Albany was horse racing mad in the late 19th and early 20th centuries. Around the time of the Civil War racing became hugely popular (it was at the same time the Saratoga Racetrack was established) in the north and continued for decades.
There had always been racing at county and town fairs. But by the 1870s racing came into the city. Both Western and Washington Avenues, beginning about Quail St. and west were referred to as “The Speedway” for horse drawn sleigh racing on the weekends in the winter. (There was a Speedway Hotel on the corner of Manning Blvd., the Klondike Hotel on the corner of North Allen and the Western Turnpike, and Carrick’s Hotel was on the corner of Madison Ave and West Lawrence.) In the summer there were trotter and pacers.
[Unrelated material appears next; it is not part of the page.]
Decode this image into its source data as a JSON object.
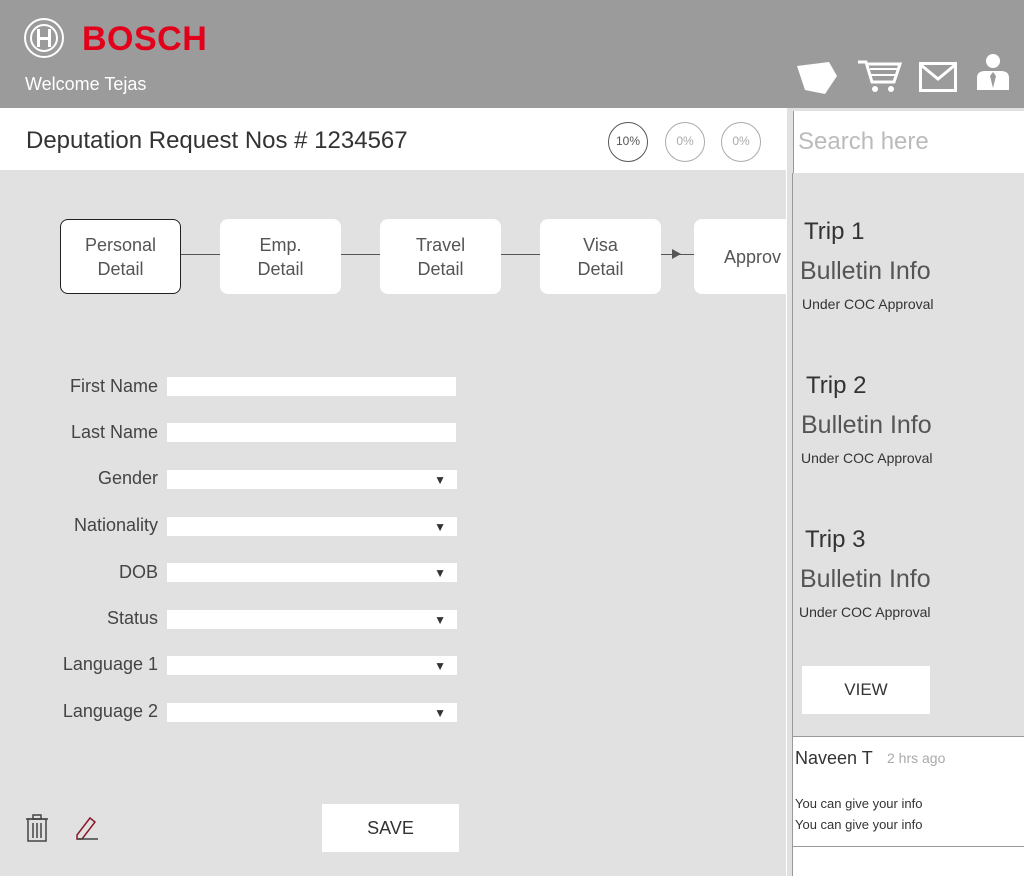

The Hurstville Track
But there was competition. The Hurstville race track (about where Mater Christi Church and school are today) was established in the mid-1860s. It was mostly a trotting track. Around it a picnic grove called “Pleasure Park” developed (the county fair was held at the location – then town of Bethlehem – in the 1870s.) The track was leased to the Island Park Association (a racing corporation) in the 1870s and early 1880s which improved the track and provided amenities; it ran mostly matinee races and weekend races in the summer. Racing continued until about 1900.
There was also a hotel close to the Park, on the corner of Krumkill Rd. and New Scotland Ave. It dated back to at least the 1840s, known then as the Log Tavern, then Tanner’s Hotel and later Hurst’s Hotel. It became a notorious “love nest” for politician’s trysts over the city line in the 1920s.
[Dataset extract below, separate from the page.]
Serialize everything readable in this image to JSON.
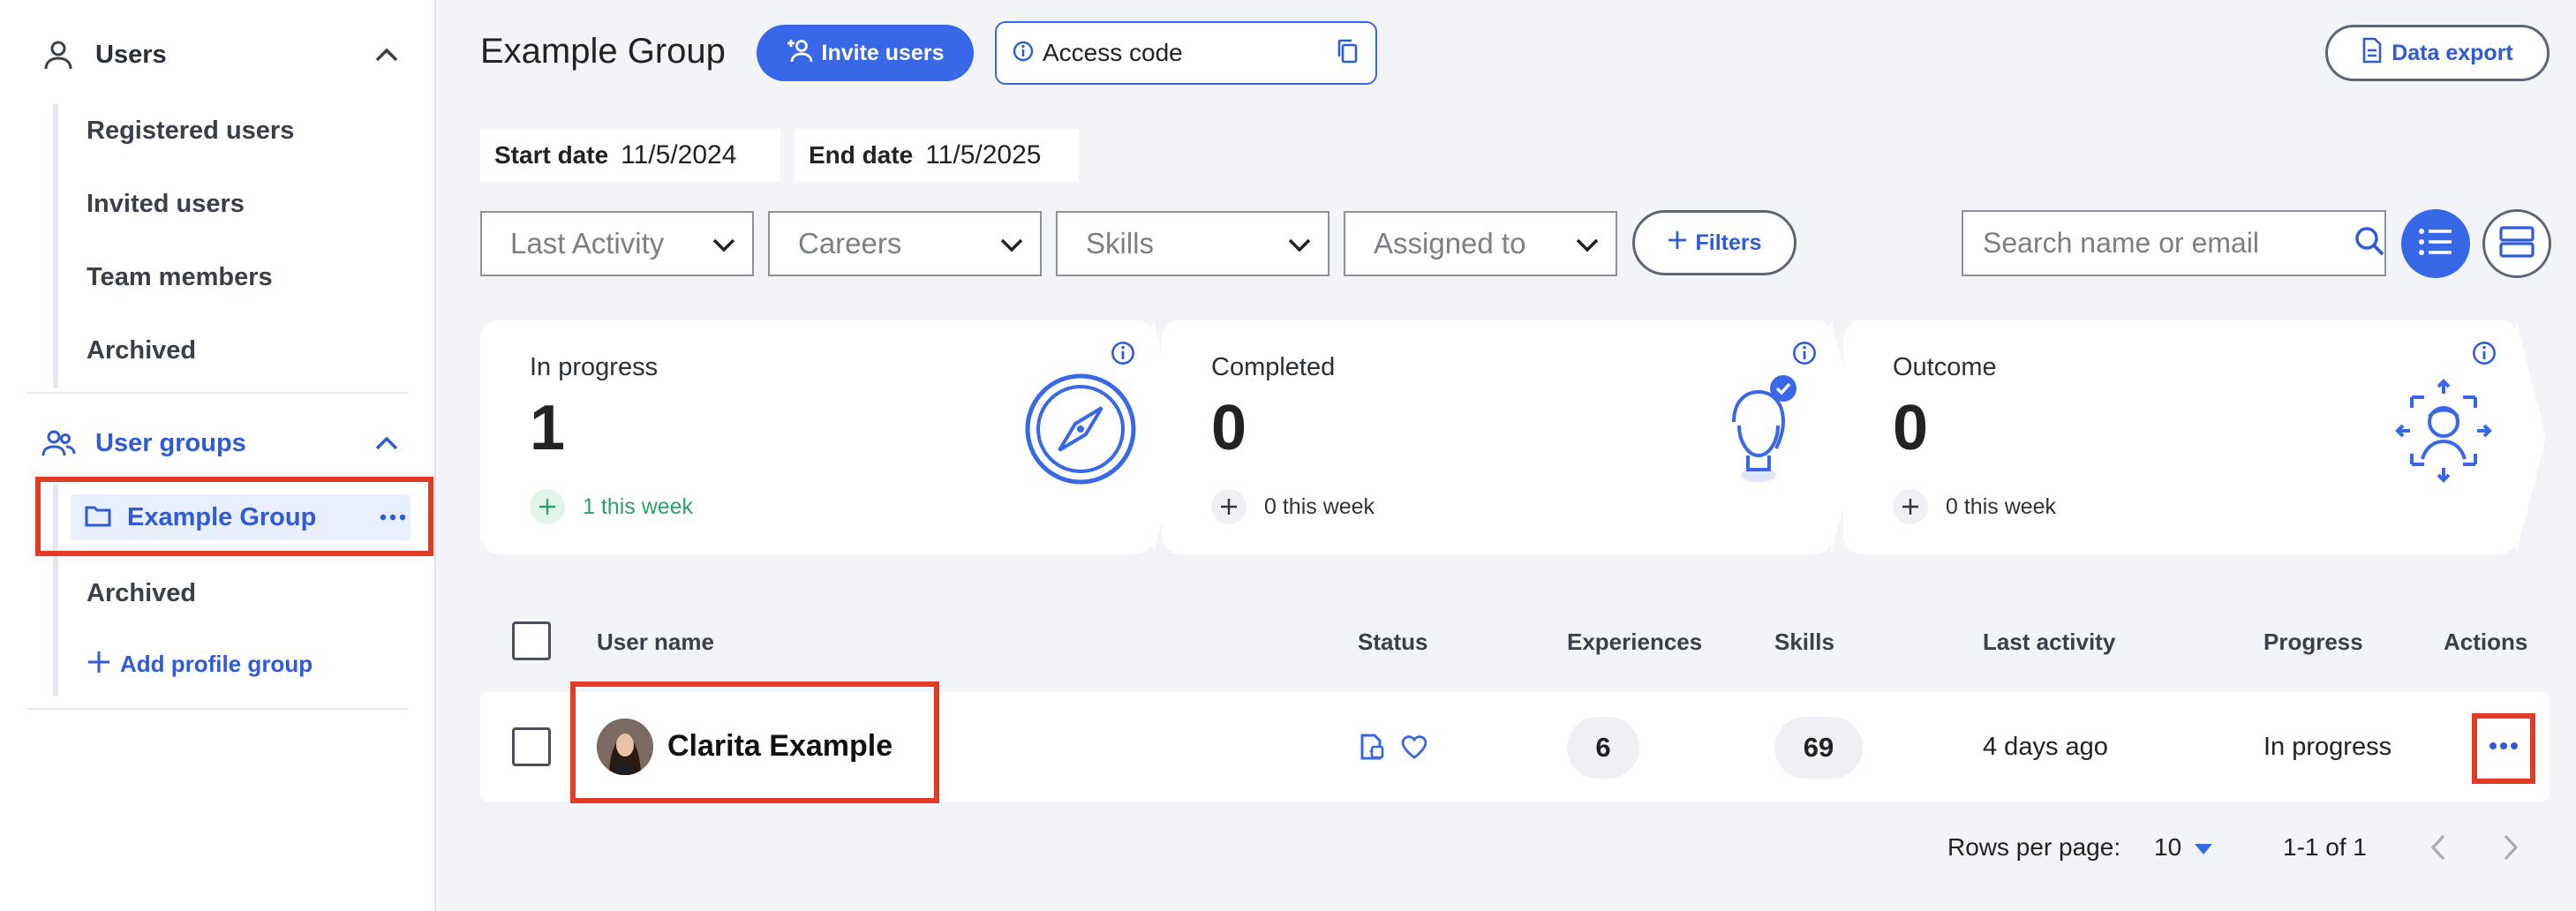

But Island Park was the Big Daddy of all local race tracks. Island Park was established in the late 1860s in Menands (now part of Colonie – then the town of Watervliet) on Breaker Island (which puts it wee bit south Port Schuyler). The track was on the east side of the Champlain Canal and sandwiched between the Canal and the River. It had larger purses, better horses and could be reached by horsecars from Albany, but the meets were shorter – usually no more than 3-5 days in – perhaps 3-4 meets a year. Still it drew great horses – like “American Girl”, the most well-known trotter of the late 1860s and early 1870s.
Slowly the track improved. In the late 1870s a railroad bridge was installed – now horses could be shipped in from all over – they came from as far west as St. Louis and as far south as Kentucky.
In 1884 the Association came under the control of Erastus Corning, multi-millionaire local mogul and other very rich heavy hitters * who had a thing for racing – yes, but saw the corporation as a way to make money too. Or in track parlance.. an exacta.
Although pacers were raced it was primarily a trotting park. Island Park became part of the National Trotting Association and its meets became well- known as part of the national Grand Circuit for trotters. There were meets in the summer and fall with annual purses worth about $40,000. Two large hotels were built, Union Hotel and McDonald’s Hotel – the latter owned by the famed driver Alta McDonald. The stables could house as many as 300-400 horses. Island Park thrived. The Association made sure the new electric trolley ran to the track from all parts of the Capital District. Some of the best horses in the nation raced there, including “Major Delmar” said to be the fastest gelding alive in 1905. And then it all came to an end. We’re told that the racing stopped pretty much by 1909. The land was purchased by the D&H Railroad.
But never fear – Albany men DO love their horse racing. So a group of local men formed the Albany Driving Association in the early 1900s, bought a tract of land about where Albany Academy is today from a man named Wood and called the race track Woodlawn. There was racing for about 10 years, until about 1914. But the Association discovered it could make big bucks selling the land off to people who wanted to buy lots and build houses in the area that now includes Academy Rd. (then Highland Ave.) and west to about Forest Ave. (Fun Albany fact – we were told the bleachers for the original Albany Academy football field were part of the Woodlawn Park grandstand.)
By 1916 World War I was looming and thanks to Henry Ford almost anyone could own an automobile and make it up to Saratoga for the races.
*One of the shareholders in the Island Park Association was John Holland. He owned a legendary den of iniquity (bookmaking, billiards and booze) – the White House Café on the corner of James Steuben. We were told that Holland owned lots near Manning Blvd. where he stabled and exercised his jumping horses.
Copyright 2021 Julie O’Connor